The Cook County Health’s (CCH) John H. Stroger, Jr. Hospital has been awarded Advanced Certification as a Primary Stroke Center by The Joint Commission, in recognition of its long-time success in improving outcomes for stroke patients.
The award is based on Stroger Hospital having met the high standards for stroke care determined by The Joint Commission in conjunction with the American Heart Association/American Stroke Association.
Stroger Hospital was evaluated on-site by a Joint Commission surveyor skilled in stroke care, on August 25, 2016. During the detailed, day-long evaluation, the expert reviewed Stroger’s compliance with the requirements for The Joint Commission’s Disease-Specific Care Certification program for Primary Stroke Centers. Requirements include highly-trained stroke specialists available 24/7, modern facilities, and the ability to provide rapid evaluation and treatment of patients with acute stroke. Hospital care and rehabilitative service requirements must also be met to earn the award.
“Hospitals are not required to undergo such rigorous certifications by The Joint Commission. Stroger Hospital has chosen to pursue and maintain Primary Stroke Center accreditation, to ensure we are offering stroke patients the best care possible,” said Dr. Michael Kelly, Chair of Neurology at CCH.

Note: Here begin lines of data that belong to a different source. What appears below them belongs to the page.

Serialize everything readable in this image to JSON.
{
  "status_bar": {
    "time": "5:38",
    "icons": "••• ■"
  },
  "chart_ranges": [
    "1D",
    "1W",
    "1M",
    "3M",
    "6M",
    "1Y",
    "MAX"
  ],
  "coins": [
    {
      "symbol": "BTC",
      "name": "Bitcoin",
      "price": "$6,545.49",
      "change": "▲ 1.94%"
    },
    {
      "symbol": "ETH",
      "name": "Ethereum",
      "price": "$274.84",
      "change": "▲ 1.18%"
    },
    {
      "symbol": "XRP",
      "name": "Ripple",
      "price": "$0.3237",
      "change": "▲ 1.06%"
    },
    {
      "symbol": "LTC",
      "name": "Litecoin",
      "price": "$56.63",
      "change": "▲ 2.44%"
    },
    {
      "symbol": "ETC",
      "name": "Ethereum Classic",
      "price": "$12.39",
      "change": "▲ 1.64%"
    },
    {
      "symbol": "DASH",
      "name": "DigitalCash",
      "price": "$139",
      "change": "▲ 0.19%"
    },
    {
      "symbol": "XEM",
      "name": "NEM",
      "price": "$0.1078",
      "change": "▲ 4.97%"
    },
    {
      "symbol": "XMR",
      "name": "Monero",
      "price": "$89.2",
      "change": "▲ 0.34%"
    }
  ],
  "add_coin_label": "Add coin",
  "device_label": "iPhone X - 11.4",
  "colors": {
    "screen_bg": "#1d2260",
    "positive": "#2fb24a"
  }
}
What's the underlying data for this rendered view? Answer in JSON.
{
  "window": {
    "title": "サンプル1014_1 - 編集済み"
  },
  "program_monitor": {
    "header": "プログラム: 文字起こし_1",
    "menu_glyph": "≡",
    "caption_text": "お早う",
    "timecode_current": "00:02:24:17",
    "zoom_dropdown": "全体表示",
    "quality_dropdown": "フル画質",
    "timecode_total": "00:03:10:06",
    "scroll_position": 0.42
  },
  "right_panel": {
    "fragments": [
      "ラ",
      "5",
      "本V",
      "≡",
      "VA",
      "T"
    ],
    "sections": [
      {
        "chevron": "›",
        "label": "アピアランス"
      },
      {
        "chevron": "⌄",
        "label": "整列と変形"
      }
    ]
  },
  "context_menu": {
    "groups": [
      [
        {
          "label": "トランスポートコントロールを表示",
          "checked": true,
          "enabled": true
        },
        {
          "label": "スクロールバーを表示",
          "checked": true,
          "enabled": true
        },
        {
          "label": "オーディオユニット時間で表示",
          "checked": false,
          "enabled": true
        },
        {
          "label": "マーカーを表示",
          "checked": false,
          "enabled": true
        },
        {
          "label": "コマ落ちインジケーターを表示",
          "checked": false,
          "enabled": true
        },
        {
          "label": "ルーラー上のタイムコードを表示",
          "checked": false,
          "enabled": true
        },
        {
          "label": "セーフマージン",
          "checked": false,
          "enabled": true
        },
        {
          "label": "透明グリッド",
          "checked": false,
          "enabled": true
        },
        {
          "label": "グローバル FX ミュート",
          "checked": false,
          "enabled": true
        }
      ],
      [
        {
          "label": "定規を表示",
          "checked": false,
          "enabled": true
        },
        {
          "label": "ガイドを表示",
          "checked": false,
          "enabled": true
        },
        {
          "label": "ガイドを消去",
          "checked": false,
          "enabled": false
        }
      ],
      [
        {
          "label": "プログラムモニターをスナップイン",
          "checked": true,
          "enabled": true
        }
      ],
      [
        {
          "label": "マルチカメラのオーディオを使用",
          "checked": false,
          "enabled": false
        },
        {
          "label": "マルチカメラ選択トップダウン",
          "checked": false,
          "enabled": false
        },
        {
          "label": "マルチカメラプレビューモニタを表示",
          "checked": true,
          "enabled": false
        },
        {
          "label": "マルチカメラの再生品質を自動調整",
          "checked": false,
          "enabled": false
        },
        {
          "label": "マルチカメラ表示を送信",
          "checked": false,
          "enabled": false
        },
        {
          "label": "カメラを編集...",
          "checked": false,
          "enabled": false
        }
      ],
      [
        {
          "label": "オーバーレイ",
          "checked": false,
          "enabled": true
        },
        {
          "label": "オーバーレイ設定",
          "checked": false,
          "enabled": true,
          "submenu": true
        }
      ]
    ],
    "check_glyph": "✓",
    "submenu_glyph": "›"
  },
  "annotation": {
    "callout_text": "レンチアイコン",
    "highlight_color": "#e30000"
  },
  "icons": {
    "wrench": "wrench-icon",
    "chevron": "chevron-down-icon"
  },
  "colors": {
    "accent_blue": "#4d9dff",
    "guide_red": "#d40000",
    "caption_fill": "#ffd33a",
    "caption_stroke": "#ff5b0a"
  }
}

Stroger has been recognized as a Primary Stroke Center since 2014.
In particular, The Joint Commission complimented Stroger Hospital for the exceptional multidisciplinary stroke care it provides.
Stroger has a team of board-certified specialists, who work together to provide expert care for patients who have had a stroke. Specialists include experts in neurology, intensive care, emergency medicine, hospital medicine, and physical, occupational and speech therapy.
Each year, the hospital treats more than 400 stroke patients.
Treating a stroke:
Dr. Kelly stresses that the most important thing you can do if you think you’re having a stroke is to call 9-1-1 immediately, so an ambulance can get you to a stroke center as quickly as possible.
Strokes happen when there is decreased blood flow to the brain, either because of a clot in your blood vessels or a rupture. The longer brain cells go without blood, the more likely they are to die, causing permanent damage that can even be fatal.
Getting to a stroke center quickly after you have a stroke increases the chances that you can be given a clot dissolving drug, called tissue plasminogen activator, or tPA, which can restore blood flow to the brain.
People who received treatment for a stroke at primary stroke centers, like Stroger Hospital, were nearly twice as likely to receive tPA compared to hospitals that were not certified, a study released recently in the journal Neurology reported.
What are the signs and symptoms?
According to the Centers for Disease Control and Prevention, they include:
- Sudden numbness or weakness in the face, arm, or leg, especially on one side of the body
- Sudden trouble speaking, difficulty understanding speech, or confusion.
- Sudden trouble walking, dizziness, loss of balance, or lack of coordination.
- Sudden severe headachewith no known cause.
High blood pressure, high cholesterol, diabetes and smoking can all increase a person’s risk for a stroke. Nearly 80% of strokes could be avoided with healthy lifestyle decisions.